(SOURCE INFORMATION begins)
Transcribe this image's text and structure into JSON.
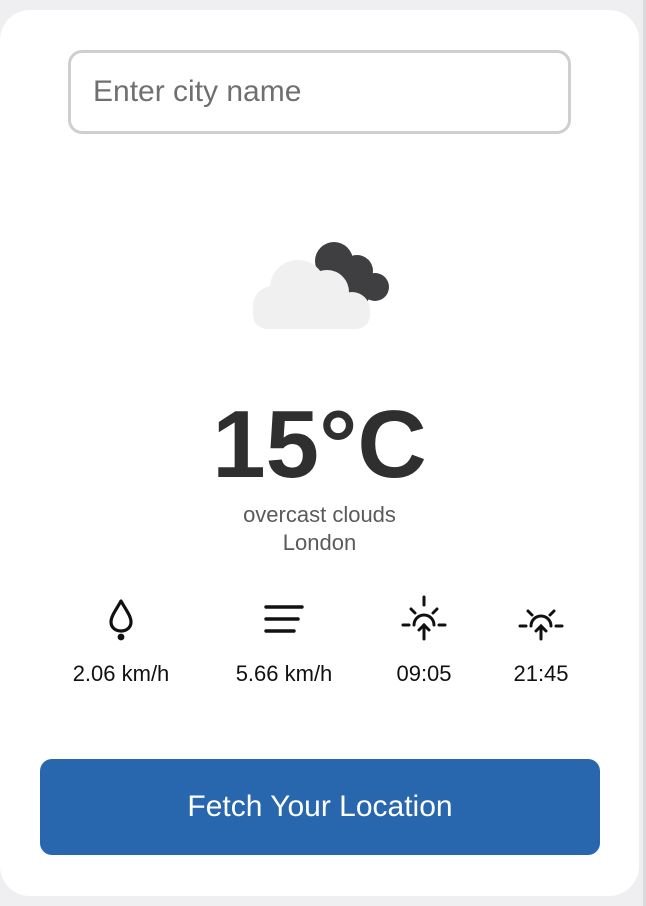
{
  "search": {
    "placeholder": "Enter city name",
    "value": ""
  },
  "weather": {
    "icon": "overcast-clouds-icon",
    "temperature": "15°C",
    "description": "overcast clouds",
    "city": "London"
  },
  "stats": [
    {
      "icon": "humidity-drop-icon",
      "value": "2.06 km/h"
    },
    {
      "icon": "wind-lines-icon",
      "value": "5.66 km/h"
    },
    {
      "icon": "sunrise-icon",
      "value": "09:05"
    },
    {
      "icon": "sunset-icon",
      "value": "21:45"
    }
  ],
  "actions": {
    "fetch_label": "Fetch Your Location"
  },
  "colors": {
    "button": "#2866ae",
    "text": "#2f2f2f",
    "muted": "#5a5a5a"
  }
}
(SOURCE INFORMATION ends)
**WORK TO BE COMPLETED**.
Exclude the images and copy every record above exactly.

**RESULT OF THE EXERCISE**.
Transcribe this image's text and structure into JSON.
{
  "search": {
    "placeholder": "Enter city name",
    "value": ""
  },
  "weather": {
    "icon": "overcast-clouds-icon",
    "temperature": "15°C",
    "description": "overcast clouds",
    "city": "London"
  },
  "stats": [
    {
      "icon": "humidity-drop-icon",
      "value": "2.06 km/h"
    },
    {
      "icon": "wind-lines-icon",
      "value": "5.66 km/h"
    },
    {
      "icon": "sunrise-icon",
      "value": "09:05"
    },
    {
      "icon": "sunset-icon",
      "value": "21:45"
    }
  ],
  "actions": {
    "fetch_label": "Fetch Your Location"
  },
  "colors": {
    "button": "#2866ae",
    "text": "#2f2f2f",
    "muted": "#5a5a5a"
  }
}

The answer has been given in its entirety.